Segment Start: DATA SUPPLIED

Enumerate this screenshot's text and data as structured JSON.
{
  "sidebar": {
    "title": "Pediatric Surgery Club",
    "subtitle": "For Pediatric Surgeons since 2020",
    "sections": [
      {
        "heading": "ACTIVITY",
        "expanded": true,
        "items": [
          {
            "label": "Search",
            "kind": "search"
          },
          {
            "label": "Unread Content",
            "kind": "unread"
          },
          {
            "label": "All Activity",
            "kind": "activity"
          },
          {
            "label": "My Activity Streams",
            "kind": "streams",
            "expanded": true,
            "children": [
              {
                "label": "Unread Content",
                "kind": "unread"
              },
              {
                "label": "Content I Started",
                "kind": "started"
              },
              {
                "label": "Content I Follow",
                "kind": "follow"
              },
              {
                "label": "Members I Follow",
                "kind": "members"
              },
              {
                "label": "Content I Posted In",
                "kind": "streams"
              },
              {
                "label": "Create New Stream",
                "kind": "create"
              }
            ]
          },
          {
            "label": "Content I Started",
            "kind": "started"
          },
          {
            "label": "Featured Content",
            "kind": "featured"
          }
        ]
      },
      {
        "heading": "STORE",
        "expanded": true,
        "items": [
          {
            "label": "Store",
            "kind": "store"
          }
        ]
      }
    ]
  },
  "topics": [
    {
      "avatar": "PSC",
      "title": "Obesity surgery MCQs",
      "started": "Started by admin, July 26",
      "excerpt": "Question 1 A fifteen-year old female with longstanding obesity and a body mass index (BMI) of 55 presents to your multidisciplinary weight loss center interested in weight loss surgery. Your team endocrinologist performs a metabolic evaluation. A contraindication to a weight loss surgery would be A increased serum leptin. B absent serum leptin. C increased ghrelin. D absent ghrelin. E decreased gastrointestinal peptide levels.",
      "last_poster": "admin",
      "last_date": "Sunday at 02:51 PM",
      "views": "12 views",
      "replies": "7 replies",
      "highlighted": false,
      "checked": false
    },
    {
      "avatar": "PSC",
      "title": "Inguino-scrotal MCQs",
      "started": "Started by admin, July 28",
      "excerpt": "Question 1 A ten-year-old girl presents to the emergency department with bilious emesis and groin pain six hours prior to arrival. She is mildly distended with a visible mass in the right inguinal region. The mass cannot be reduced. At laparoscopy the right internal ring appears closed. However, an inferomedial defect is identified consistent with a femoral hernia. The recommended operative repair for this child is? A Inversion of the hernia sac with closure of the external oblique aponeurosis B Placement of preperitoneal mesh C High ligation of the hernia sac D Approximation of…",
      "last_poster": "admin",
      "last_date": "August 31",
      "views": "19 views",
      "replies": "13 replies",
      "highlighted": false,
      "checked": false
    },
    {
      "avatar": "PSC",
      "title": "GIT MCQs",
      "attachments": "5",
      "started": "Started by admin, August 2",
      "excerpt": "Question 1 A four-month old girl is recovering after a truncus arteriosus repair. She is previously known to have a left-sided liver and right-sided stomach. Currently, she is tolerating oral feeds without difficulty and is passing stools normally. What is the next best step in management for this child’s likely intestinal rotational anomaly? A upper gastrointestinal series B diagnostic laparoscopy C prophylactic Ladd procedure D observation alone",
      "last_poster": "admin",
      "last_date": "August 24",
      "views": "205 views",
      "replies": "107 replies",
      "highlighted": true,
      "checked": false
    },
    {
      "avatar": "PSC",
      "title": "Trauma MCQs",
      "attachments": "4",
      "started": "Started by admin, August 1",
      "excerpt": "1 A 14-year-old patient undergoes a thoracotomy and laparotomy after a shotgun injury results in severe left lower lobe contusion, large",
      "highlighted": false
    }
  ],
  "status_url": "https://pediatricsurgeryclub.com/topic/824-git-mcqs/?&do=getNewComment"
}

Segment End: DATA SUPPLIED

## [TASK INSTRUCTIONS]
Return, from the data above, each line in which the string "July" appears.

## [RESPONSE FOR THIS EXERCISE]
      "started": "Started by admin, July 26",
      "started": "Started by admin, July 28",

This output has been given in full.